Technology

New Venture Will Offer Free Courses That Students Can Take for College Credit

August 09, 2017

Students looking to claim college credit without paying anything for the classes now have another option, courtesy of a project called Freshman Year for Free.

The venture, being formally unveiled on Wednesday, includes a catalog of online courses in more than 40 subjects that were developed by academics affiliated with major universities across the country. Leaders of the Modern States Education Alliance, the New York City philanthropy behind the project, call it an "on ramp" to college.

The courses are free to anyone who wants to use them, but were designed especially for students who can use this alternative approach to earn traditional academic credits through the Advanced Placement or College Level Examination Program exams, administered by the College Board.

"If you have a mobile phone, you can get a full year of credit," said Steven B. Klinsky, founder and chief executive of Modern States.

“If you have a mobile phone, you can get a full year of credit.”
Mr. Klinsky is also the chief financier of Modern States, having provided what he described as "single-digit millions" in initial donations to cover the costs of paying the professors their one-time fee and producing the courses.

Hoping he’ll be joined by other donors, Mr. Klinsky has also pledged to cover the exam fees for the first 10,000 students (CLEP tests cost $85 each, AP tests $93).

The venture is "a private-sector approach to solving a social problem," said Mr. Klinsky, who is also the founder and chief executive of New Mountain Capital, a private-equity firm that once held a major stake in Strayer Education, a for-profit-college company.

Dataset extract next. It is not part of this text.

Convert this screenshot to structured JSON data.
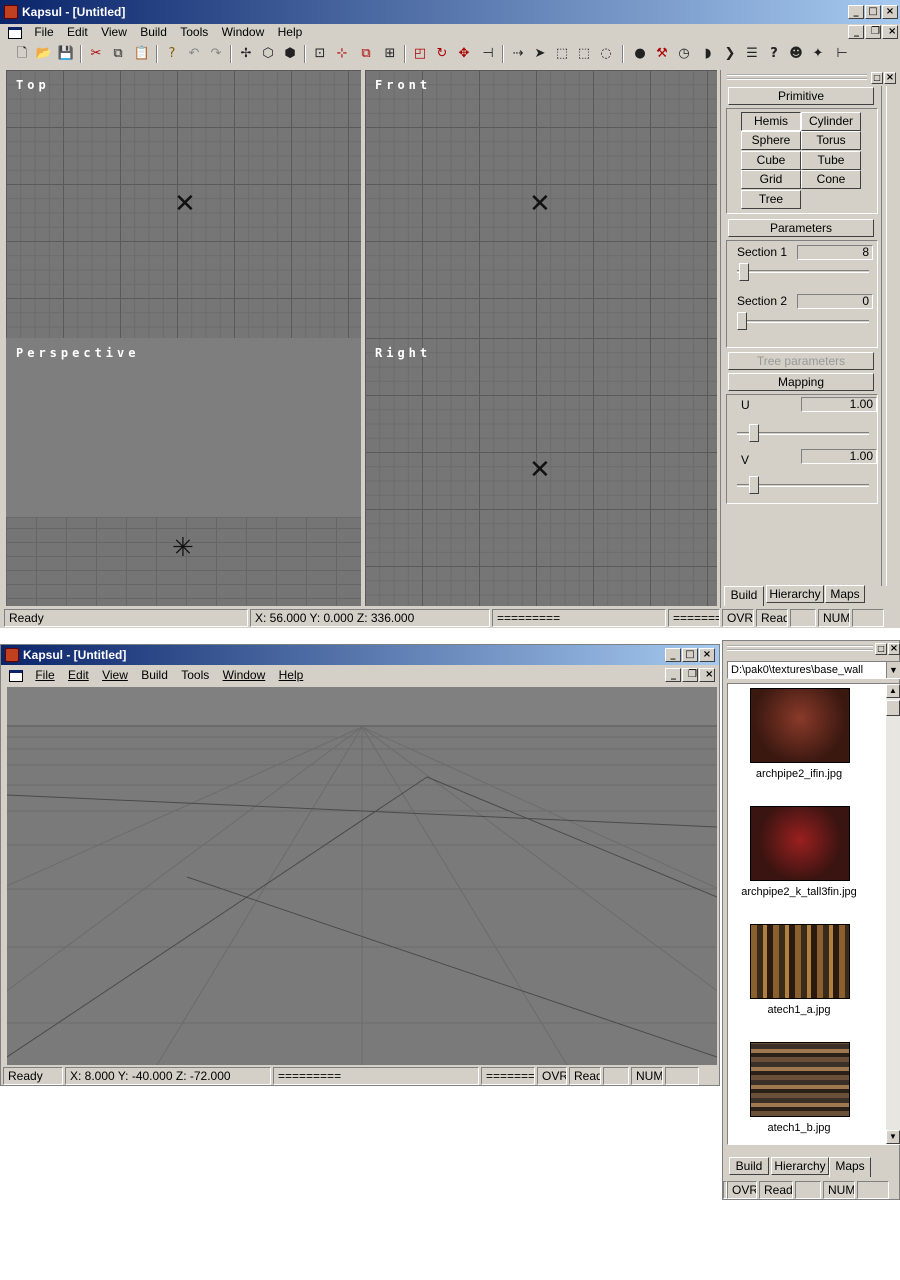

Modern States recruited the professors and created the courses in collaboration with edX, the nonprofit MOOC venture, and with a production studio in New Jersey.

Freshman Year for Free isn’t the only venture offering free or "free-ish" college options. Efforts like the University of the People, the Global Freshman Academy at Arizona State University, and offerings at Saylor.org were all created in a similar vein.

But Mr. Klinsky and David A. Vise, a former Washington Post reporter who is executive director of Modern States, said they expected the courses would be a useful alternative to online courses that cost much more. Students’ only costs associated with Modern States courses are the fees for the credit tests.

‘Really Positive Effects’

The venture could also contribute to improved rates of college completion, especially for nontraditional students.

Angela Boatman, an assistant professor of public policy and higher education at Vanderbilt University, has analyzed the academic records of hundreds of thousands of CLEP-test takers. While she was not familiar with the design or content of the Modern States courses, Ms. Boatman said the idea of having good preparatory materials for the CLEP tests would be a benefit, because passing even a single CLEP test "shows really positive effects" on degree completion.

She and her research colleagues have found that students at community colleges who passed at least one CLEP test were 17 percent more likely to complete their associate degree than were those who hadn’t taken the test. (For students at four-year colleges, the probability of earning a degree increased by 2.6 percent.)

Students typically earn three to five credits per course through CLEP, she said, and the program is especially popular with students who are on active military duty or who are veterans. The average age of a CLEP-test taker is 26.

Mr. Vise, of Modern States, said some high-school teachers are using the courses to supplement their AP curricula.

Both Mr. Klinsky and Mr. Vise acknowledged that the courses might not be for everyone, especially given research showing that students from disadvantaged educational backgrounds often need mentoring and support to complete an online course. "We’re saying, it’s an opportunity," said Mr. Klinsky.

Freshman Year for Free wasn’t initially part of the Modern States plan. Back in 2012 Mr. Klinsky set out to create a new kind of organization that would grant accreditation to alternative education providers. But he ran into obstacles, he said, and realized, "I didn’t have the power to change the accrediting system." So rather than try to invent a new accrediting body, he decided to create courses that could be validated through a credit system that had been around for decades.

Goldie Blumenstyk writes about the intersection of business and higher education. Check out www.goldieblumenstyk.com for information on her new book about the higher-education crisis; follow her on Twitter @GoldieStandard; or email her at goldie@chronicle.com.